By former USDA Secretary John R. Block
The Trans Pacific Partnership Trade Agreement is sitting in Congress now. It was not an easy process to get the deal this far. If we can find the votes to pass it, it will be a big win for the American farmer.
Now, on the Atlantic side, we are in the process of negotiating a trade agreement with the European Union. This will be even more difficult – at least from agriculture’s point of view. The EU is not helping.
Just last month, two-thirds of the EU countries filed applications to opt out of cultivating genetically modified (GM) crops. They aren’t going to allow their farmers to grow GM crops. They may not even allow them to be imported. They did this after the European Food Safety Authority (EFSA) certified the safety of GM crops and said they could be grown.

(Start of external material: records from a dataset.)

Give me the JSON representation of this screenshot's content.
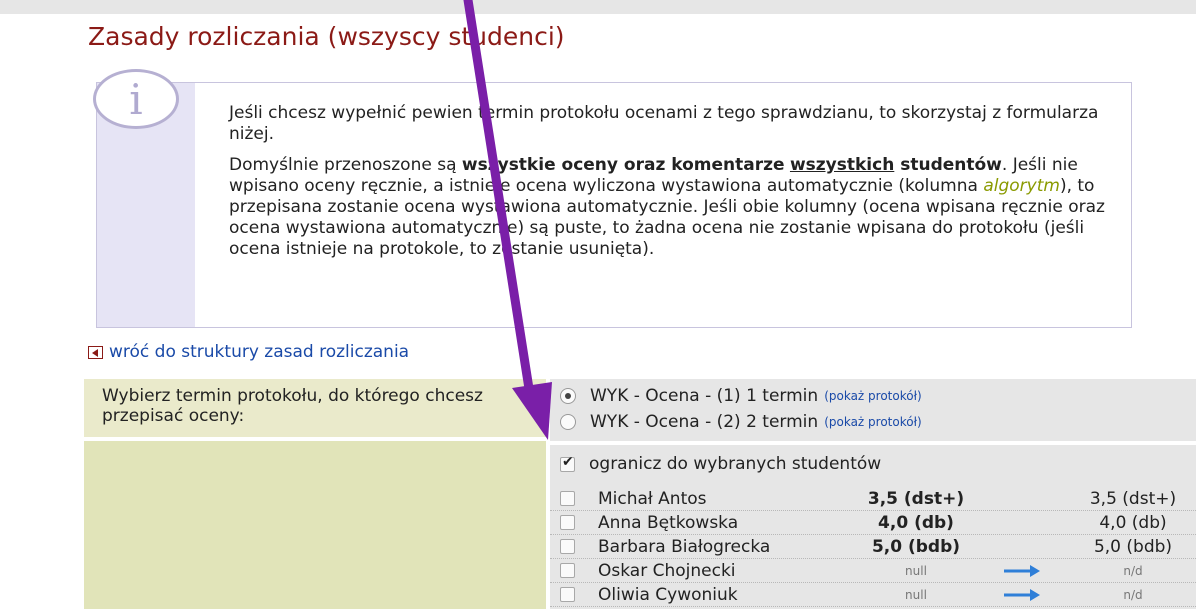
{
  "page": {
    "title": "Zasady rozliczania (wszyscy studenci)",
    "back_link": "wróć do struktury zasad rozliczania"
  },
  "info": {
    "icon": "info-icon",
    "p1": "Jeśli chcesz wypełnić pewien termin protokołu ocenami z tego sprawdzianu, to skorzystaj z formularza niżej.",
    "p2_a": "Domyślnie przenoszone są ",
    "p2_b": "wszystkie oceny oraz komentarze",
    "p2_c": "wszystkich",
    "p2_d": " studentów",
    "p2_e": ". Jeśli nie wpisano oceny ręcznie, a istnieje ocena wyliczona wystawiona automatycznie (kolumna ",
    "p2_f": "algorytm",
    "p2_g": "), to przepisana zostanie ocena wystawiona automatycznie. Jeśli obie kolumny (ocena wpisana ręcznie oraz ocena wystawiona automatycznie) są puste, to żadna ocena nie zostanie wpisana do protokołu (jeśli ocena istnieje na protokole, to zostanie usunięta)."
  },
  "form": {
    "prompt": "Wybierz termin protokołu, do którego chcesz przepisać oceny:",
    "terms": [
      {
        "label": "WYK - Ocena - (1) 1 termin",
        "link": "(pokaż protokół)",
        "selected": true
      },
      {
        "label": "WYK - Ocena - (2) 2 termin",
        "link": "(pokaż protokół)",
        "selected": false
      }
    ],
    "restrict_label": "ogranicz do wybranych studentów",
    "restrict_checked": true,
    "students": [
      {
        "name": "Michał Antos",
        "grade": "3,5 (dst+)",
        "final": "3,5 (dst+)",
        "arrow": false
      },
      {
        "name": "Anna Bętkowska",
        "grade": "4,0 (db)",
        "final": "4,0 (db)",
        "arrow": false
      },
      {
        "name": "Barbara Białogrecka",
        "grade": "5,0 (bdb)",
        "final": "5,0 (bdb)",
        "arrow": false
      },
      {
        "name": "Oskar Chojnecki",
        "grade": "null",
        "final": "n/d",
        "arrow": true
      },
      {
        "name": "Oliwia Cywoniuk",
        "grade": "null",
        "final": "n/d",
        "arrow": true
      }
    ]
  },
  "colors": {
    "title": "#8b1a16",
    "link": "#1a4aa8",
    "annotation_arrow": "#7a1fa8",
    "row_arrow": "#2f7fd8"
  }
}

At this point, we are talking about Monsanto’s corn, which is the only GM crop approved for cultivation. In Europe, it is currently grown primarily in Spain and Portugal. If Europe insists on ignoring science and insists on rejecting the most promising technology in my lifetime, I don’t see how we can ever reach a trade deal.

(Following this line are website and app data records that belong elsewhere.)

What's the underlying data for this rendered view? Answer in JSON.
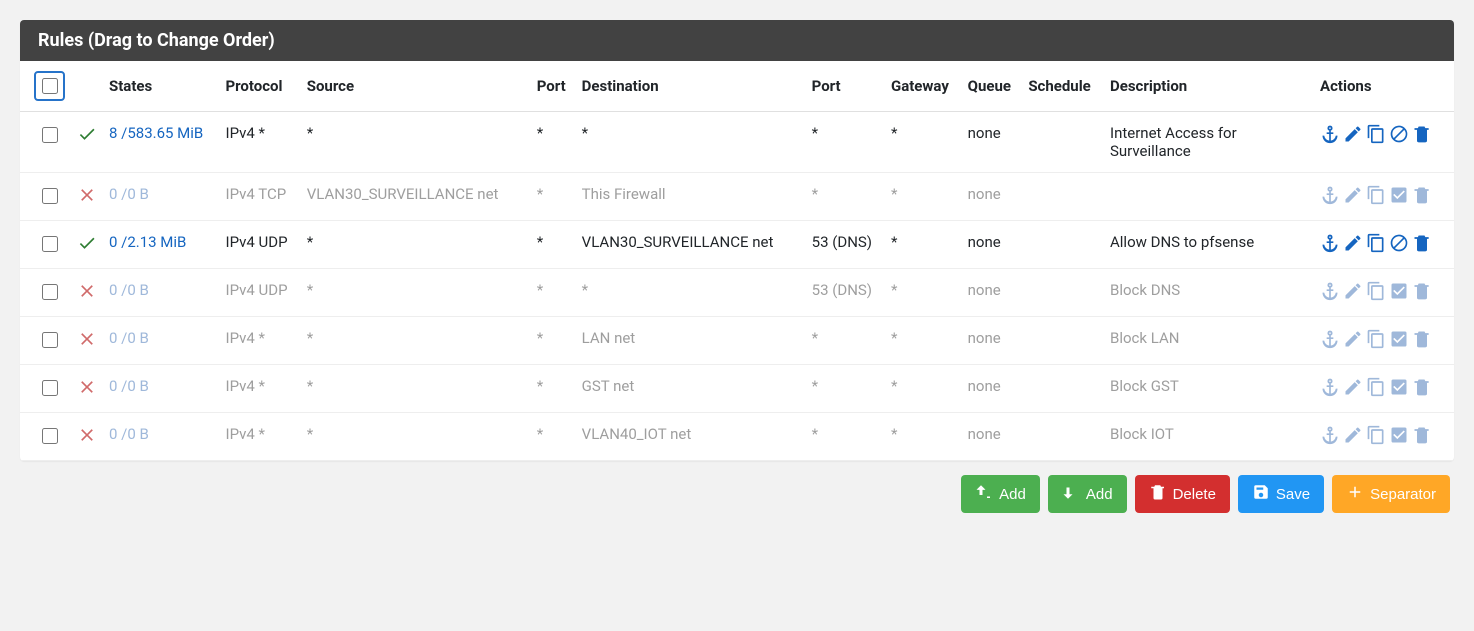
{
  "panel_title": "Rules (Drag to Change Order)",
  "columns": {
    "states": "States",
    "protocol": "Protocol",
    "source": "Source",
    "port_src": "Port",
    "destination": "Destination",
    "port_dst": "Port",
    "gateway": "Gateway",
    "queue": "Queue",
    "schedule": "Schedule",
    "description": "Description",
    "actions": "Actions"
  },
  "rules": [
    {
      "status": "pass",
      "disabled": false,
      "states": "8 /583.65 MiB",
      "protocol": "IPv4 *",
      "source": "*",
      "port_src": "*",
      "destination": "*",
      "port_dst": "*",
      "gateway": "*",
      "queue": "none",
      "schedule": "",
      "description": "Internet Access for Surveillance",
      "action_set": "enabled"
    },
    {
      "status": "block",
      "disabled": true,
      "states": "0 /0 B",
      "protocol": "IPv4 TCP",
      "source": "VLAN30_SURVEILLANCE net",
      "port_src": "*",
      "destination": "This Firewall",
      "port_dst": "*",
      "gateway": "*",
      "queue": "none",
      "schedule": "",
      "description": "",
      "action_set": "disabled"
    },
    {
      "status": "pass",
      "disabled": false,
      "states": "0 /2.13 MiB",
      "protocol": "IPv4 UDP",
      "source": "*",
      "port_src": "*",
      "destination": "VLAN30_SURVEILLANCE net",
      "port_dst": "53 (DNS)",
      "gateway": "*",
      "queue": "none",
      "schedule": "",
      "description": "Allow DNS to pfsense",
      "action_set": "enabled"
    },
    {
      "status": "block",
      "disabled": true,
      "states": "0 /0 B",
      "protocol": "IPv4 UDP",
      "source": "*",
      "port_src": "*",
      "destination": "*",
      "port_dst": "53 (DNS)",
      "gateway": "*",
      "queue": "none",
      "schedule": "",
      "description": "Block DNS",
      "action_set": "disabled"
    },
    {
      "status": "block",
      "disabled": true,
      "states": "0 /0 B",
      "protocol": "IPv4 *",
      "source": "*",
      "port_src": "*",
      "destination": "LAN net",
      "port_dst": "*",
      "gateway": "*",
      "queue": "none",
      "schedule": "",
      "description": "Block LAN",
      "action_set": "disabled"
    },
    {
      "status": "block",
      "disabled": true,
      "states": "0 /0 B",
      "protocol": "IPv4 *",
      "source": "*",
      "port_src": "*",
      "destination": "GST net",
      "port_dst": "*",
      "gateway": "*",
      "queue": "none",
      "schedule": "",
      "description": "Block GST",
      "action_set": "disabled"
    },
    {
      "status": "block",
      "disabled": true,
      "states": "0 /0 B",
      "protocol": "IPv4 *",
      "source": "*",
      "port_src": "*",
      "destination": "VLAN40_IOT net",
      "port_dst": "*",
      "gateway": "*",
      "queue": "none",
      "schedule": "",
      "description": "Block IOT",
      "action_set": "disabled"
    }
  ],
  "buttons": {
    "add_top": "Add",
    "add_bottom": "Add",
    "delete": "Delete",
    "save": "Save",
    "separator": "Separator"
  }
}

GM crops have been in commercial use for 20 plus years and have an impeccable safety record. They boost farmers’ incomes and reduce consumer prices.
According to an EU Report on GMO biosafety: “The main conclusion to be drawn from the efforts of more than 130 research projects, covering a period of more than 25 years of research, and involving more than 500 independent research groups, is that biotechnology and in particular GMOs, are not more risky than conventional plant breeding.”
Last year, GM crops were grown in 28 countries around the world on over 181 million hectares, by 18 million farmers. Globally, GM crops have boosted yields by 22% and decreased pesticide use by 37%. Today, we don’t have the backbreaking labor load that my grandfather carried. Think about the energy being saved and the forests that won’t have to be cut down. Today, we are far more efficient and produce much higher yields on the same acres.
Think about how wide the Atlantic Ocean is separating U.S. and Europe. Right now, that’s how far apart we are on farm policy.
John Block was Secretary of the U.S. Department of Agriculture from 1981-1985, where he played a key role in the development of the 1985 Farm Bill. If you would like to review his radio shows going back more than 20 years, visit johnblockreports.com.